June 23rd, 2011 8:01 AM by Eileen Denhard
Millions of homeowners in distress are getting some unexpected breathing room — lots of it in some places.
In New York State, it would take lenders 62 years at their current pace, the longest time frame in the nation, to repossess the 213,000 houses now in severe default or foreclosure, according to calculations by LPS Applied Analytics, a prominent real estate data firm.
Clearing the pipeline in New Jersey, which like New York handles foreclosures through the courts, would take 49 years. In Florida, Massachusetts and Illinois, it would take a decade.
In the 27 states where the courts play no role in foreclosures, the pace is much more brisk — three years in California, two years in Nevada and Colorado — but the dynamic is the same: the foreclosure system is bogged down by the volume of cases, borrowers are fighting to keep their houses and many lenders seem to be in no hurry to add repossessed houses to their books.
“If you were in foreclosure four years ago, you were biting your nails, asking yourself, ‘When is the sheriff going to show up and put me on the street?’ ” said Herb Blecher, an LPS senior vice president. “Now you’re probably not losing any sleep.”
When major banks acknowledged last fall that they had been illegally processing foreclosures by filing false court documents, they said that any pause in repossessions and evictions would be brief.
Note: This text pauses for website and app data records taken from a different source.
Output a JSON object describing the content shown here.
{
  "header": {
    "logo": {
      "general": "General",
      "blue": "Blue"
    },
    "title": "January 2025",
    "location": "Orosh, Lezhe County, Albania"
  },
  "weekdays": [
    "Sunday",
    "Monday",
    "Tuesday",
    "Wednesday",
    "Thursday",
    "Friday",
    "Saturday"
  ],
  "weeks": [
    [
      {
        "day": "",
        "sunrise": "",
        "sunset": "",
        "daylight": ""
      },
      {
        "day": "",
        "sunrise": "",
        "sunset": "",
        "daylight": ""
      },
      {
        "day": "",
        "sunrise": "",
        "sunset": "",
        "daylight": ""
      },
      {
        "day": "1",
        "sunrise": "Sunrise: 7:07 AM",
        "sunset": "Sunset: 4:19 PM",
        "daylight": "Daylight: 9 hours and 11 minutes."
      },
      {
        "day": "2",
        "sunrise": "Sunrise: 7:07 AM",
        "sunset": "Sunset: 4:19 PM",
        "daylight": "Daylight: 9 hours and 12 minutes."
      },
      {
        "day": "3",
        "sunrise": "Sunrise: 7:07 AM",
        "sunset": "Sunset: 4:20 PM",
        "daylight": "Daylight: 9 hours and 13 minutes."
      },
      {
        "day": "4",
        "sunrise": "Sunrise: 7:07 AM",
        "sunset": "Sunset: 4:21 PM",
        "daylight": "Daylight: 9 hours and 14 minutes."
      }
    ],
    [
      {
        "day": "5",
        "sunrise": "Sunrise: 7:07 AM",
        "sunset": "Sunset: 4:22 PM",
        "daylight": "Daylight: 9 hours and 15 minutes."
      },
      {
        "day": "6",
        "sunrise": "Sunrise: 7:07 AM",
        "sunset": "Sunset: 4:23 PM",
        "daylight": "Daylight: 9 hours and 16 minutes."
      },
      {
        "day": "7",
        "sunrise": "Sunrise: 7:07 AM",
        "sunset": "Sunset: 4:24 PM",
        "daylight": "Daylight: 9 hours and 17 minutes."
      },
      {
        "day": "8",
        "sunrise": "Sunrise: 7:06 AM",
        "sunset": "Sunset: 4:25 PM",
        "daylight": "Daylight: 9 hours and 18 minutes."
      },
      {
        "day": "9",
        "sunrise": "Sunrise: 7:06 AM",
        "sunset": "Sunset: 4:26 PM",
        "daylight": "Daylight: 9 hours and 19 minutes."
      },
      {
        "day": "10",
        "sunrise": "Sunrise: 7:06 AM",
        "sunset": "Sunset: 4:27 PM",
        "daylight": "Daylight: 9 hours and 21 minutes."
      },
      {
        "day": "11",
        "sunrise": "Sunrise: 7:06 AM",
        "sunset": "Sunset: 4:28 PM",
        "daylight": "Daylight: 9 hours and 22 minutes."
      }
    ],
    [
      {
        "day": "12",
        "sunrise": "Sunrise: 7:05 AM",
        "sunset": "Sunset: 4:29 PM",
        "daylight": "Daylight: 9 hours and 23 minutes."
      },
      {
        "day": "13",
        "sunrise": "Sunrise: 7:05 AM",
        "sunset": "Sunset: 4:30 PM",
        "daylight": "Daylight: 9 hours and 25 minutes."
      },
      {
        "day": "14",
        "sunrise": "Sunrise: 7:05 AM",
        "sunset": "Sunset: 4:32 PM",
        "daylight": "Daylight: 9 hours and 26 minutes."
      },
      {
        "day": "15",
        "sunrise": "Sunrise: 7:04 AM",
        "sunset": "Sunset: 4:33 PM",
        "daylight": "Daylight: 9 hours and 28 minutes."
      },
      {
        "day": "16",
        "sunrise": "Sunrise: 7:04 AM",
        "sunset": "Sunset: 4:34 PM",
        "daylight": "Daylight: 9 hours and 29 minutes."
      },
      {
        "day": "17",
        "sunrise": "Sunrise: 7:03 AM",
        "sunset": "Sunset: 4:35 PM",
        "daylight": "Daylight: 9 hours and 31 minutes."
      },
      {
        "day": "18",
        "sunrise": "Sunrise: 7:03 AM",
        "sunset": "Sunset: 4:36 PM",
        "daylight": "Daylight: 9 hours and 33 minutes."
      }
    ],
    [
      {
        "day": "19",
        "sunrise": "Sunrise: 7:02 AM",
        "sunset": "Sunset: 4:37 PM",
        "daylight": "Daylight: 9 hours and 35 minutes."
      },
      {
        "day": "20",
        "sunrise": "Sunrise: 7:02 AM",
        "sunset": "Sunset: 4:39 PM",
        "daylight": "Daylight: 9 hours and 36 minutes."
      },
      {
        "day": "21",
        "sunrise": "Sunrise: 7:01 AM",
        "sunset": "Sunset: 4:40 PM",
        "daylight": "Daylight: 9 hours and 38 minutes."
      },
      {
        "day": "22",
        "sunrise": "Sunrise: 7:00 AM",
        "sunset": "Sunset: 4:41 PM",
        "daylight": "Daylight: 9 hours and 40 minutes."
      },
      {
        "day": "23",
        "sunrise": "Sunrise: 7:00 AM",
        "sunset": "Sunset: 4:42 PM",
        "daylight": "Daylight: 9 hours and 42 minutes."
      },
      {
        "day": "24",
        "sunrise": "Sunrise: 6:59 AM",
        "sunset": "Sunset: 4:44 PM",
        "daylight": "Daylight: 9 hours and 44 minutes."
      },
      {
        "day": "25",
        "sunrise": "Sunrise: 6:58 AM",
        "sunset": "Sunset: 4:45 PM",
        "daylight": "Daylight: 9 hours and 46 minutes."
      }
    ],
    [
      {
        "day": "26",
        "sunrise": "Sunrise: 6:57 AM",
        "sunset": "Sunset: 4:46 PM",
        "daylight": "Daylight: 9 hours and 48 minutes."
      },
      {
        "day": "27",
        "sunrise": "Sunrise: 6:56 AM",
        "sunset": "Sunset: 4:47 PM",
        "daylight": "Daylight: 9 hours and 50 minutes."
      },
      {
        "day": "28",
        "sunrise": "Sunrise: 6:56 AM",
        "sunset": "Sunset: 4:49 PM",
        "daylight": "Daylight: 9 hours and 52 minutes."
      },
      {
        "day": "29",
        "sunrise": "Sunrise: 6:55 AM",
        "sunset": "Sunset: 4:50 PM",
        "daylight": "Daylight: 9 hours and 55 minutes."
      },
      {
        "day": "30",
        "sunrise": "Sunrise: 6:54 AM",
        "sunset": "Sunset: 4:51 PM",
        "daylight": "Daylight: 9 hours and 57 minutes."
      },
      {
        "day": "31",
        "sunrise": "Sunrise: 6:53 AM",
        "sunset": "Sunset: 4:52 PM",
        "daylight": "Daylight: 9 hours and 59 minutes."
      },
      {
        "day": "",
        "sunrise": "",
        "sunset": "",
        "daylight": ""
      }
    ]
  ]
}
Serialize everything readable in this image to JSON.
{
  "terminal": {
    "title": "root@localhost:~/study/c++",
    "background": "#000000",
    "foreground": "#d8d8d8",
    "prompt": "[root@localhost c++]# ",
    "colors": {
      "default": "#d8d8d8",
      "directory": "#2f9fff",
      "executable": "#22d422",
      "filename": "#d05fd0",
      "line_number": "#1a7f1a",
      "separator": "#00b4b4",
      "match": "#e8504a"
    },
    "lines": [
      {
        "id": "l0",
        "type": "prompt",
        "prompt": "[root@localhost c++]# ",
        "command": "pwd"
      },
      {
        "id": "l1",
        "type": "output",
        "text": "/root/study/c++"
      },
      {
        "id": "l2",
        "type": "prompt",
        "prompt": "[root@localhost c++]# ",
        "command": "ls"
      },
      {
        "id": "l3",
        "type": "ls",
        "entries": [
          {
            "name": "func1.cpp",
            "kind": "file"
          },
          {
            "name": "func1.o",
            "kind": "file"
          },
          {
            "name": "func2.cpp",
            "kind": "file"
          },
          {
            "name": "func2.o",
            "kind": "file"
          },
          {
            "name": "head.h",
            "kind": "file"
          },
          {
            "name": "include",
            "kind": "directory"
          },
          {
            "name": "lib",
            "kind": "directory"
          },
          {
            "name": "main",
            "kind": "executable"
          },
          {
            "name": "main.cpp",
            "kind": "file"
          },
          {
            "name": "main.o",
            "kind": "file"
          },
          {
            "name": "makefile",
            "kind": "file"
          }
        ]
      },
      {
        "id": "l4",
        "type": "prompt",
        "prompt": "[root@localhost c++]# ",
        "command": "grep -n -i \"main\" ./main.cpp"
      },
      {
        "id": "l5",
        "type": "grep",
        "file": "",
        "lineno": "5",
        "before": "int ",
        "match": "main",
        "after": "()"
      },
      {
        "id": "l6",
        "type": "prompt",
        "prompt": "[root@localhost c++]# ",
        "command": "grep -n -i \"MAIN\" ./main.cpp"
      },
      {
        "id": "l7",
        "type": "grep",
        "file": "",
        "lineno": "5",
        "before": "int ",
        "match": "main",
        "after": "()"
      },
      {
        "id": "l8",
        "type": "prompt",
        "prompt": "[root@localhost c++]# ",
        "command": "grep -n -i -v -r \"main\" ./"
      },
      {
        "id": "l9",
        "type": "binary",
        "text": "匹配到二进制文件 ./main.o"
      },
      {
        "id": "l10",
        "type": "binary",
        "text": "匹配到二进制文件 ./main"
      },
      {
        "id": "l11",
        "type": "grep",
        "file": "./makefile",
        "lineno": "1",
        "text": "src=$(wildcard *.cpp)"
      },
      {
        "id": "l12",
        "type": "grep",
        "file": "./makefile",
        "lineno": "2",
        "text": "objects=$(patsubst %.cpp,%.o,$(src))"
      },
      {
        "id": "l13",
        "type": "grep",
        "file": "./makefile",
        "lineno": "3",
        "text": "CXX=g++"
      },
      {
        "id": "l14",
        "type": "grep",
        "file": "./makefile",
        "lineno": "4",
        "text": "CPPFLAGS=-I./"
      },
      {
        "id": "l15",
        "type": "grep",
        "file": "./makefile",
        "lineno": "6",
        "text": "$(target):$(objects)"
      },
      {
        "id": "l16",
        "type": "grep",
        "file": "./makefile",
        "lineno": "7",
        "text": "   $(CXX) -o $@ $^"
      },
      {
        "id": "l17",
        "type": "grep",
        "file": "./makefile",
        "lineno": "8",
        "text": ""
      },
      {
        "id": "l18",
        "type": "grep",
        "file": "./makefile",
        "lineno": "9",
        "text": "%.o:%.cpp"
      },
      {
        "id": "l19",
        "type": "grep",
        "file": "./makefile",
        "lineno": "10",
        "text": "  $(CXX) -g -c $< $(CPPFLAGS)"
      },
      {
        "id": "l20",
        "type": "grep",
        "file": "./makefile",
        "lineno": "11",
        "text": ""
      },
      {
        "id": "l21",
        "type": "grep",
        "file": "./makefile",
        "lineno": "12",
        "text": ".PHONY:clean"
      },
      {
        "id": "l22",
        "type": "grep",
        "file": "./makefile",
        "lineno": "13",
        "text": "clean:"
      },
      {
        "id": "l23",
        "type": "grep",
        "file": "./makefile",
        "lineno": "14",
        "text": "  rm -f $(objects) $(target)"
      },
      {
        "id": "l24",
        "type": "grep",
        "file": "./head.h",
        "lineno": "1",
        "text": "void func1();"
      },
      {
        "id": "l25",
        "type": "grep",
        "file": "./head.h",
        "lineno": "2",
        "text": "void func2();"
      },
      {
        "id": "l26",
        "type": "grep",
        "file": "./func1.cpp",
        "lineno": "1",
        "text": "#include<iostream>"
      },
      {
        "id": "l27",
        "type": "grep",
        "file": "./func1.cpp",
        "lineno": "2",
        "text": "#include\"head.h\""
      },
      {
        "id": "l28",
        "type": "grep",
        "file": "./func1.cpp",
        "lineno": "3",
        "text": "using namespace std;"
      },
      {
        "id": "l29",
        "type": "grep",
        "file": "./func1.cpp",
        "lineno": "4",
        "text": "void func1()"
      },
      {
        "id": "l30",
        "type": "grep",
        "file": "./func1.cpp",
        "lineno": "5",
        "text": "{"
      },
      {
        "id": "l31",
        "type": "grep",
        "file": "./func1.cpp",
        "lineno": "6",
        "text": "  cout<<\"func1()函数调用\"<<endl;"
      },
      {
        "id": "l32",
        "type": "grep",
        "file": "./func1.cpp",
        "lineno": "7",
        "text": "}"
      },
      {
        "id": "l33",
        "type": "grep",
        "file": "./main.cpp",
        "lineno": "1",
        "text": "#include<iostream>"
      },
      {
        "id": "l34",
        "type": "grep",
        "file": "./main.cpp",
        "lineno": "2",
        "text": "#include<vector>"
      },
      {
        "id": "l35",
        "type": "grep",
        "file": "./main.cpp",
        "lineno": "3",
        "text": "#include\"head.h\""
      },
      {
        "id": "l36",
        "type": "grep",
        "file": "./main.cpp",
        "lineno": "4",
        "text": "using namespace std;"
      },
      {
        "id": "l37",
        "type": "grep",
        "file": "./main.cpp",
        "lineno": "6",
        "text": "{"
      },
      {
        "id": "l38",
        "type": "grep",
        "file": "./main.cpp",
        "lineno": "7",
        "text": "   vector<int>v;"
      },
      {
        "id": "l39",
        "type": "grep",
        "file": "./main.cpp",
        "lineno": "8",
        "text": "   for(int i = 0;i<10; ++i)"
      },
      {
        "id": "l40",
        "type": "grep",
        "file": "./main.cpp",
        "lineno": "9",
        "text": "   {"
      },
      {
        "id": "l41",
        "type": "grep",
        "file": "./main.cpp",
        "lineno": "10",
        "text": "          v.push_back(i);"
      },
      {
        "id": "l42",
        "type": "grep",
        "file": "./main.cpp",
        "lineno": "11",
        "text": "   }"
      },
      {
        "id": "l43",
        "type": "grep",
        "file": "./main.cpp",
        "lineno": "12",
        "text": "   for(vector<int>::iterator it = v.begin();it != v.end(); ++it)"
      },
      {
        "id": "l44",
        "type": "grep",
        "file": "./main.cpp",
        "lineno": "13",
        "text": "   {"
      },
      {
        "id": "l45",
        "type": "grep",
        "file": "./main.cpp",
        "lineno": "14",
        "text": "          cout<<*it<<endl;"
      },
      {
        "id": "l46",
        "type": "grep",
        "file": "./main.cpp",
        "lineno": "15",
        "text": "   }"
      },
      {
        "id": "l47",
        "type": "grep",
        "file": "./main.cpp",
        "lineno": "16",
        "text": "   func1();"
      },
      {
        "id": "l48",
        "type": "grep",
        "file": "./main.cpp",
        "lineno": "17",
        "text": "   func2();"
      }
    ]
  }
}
All of the major servicers agreed to institute reforms in their foreclosure procedures. In April, the Office of the Comptroller of the Currency and other regulators gave the banks 60 days to draw up a plan to do so.
But nothing is happening quickly. When the comptroller’s deadline was reached last week, it was extended another month.
New foreclosure cases and repossessions are down nationally by about a third since last fall, LPS said. In New York, foreclosure filings are down 85 percent since September, according to the New York State Unified Court System.
Mark Stopa, a St. Petersburg, Fla., specialist in foreclosure defense, has 1,275 clients, up from 350 a year ago. About 75 clients have won modifications, dismissals or sold their properties for less than they owed. All the other cases are pending.
“Banks aren’t even trying to win,” said Mr. Stopa, who charges his clients an annual fee of $1,500.
J. Thomas McGrady, the chief judge of Florida’s Sixth Circuit, which includes St. Petersburg, agreed. “We’re here to do what we’re asked to do. But you’ve got to ask. And the banks aren’t asking,” he said.
A spokesman for Bank of America said, “Any suggestion that we have a strategy to delay foreclosures is baseless.” A Wells Fargo spokeswoman blamed changes in state laws governing foreclosure for any slowdown. A GMAC spokeswoman said it was following “regulatory and investor expectations.” JPMorgan Chase declined to comment. Servicers said some of the decline in foreclosures could be traced to an improved economy.
There are many reasons that foreclosure, which has been slowing ever since the housing bubble burst, has been further delayed in many states.
The large number of cases nationally — about two million, plus another two million waiting in the wings — have overwhelmed many lenders and the courts.
Lenders, who service loans they own as well as those owned by investors, tried to circumvent the time-intensive process by using “robo-signers” who mass-produced documents, many of which made inaccurate claims. When the bad practices were discovered last fall, the lenders were forced to revisit hundreds of thousands of cases.
Over the last two years, most defaulting homeowners were people who had lost their jobs. Housing analysts say these homeowners are more likely to hire a lawyer and fight repossession than borrowers who had subprime loans that swelled beyond their ability to pay.
Judges these days are also more inclined to scrutinize requests for eviction rather than automatically approve them. The so-called foreclosure mills — law firms that handled many of the suits for the banks — are in retreat under law enforcement pressure. And some analysts suggest that banks are reluctant to take too many houses onto their books at any one moment for fear of flooding a shaky market.
Source – New York Times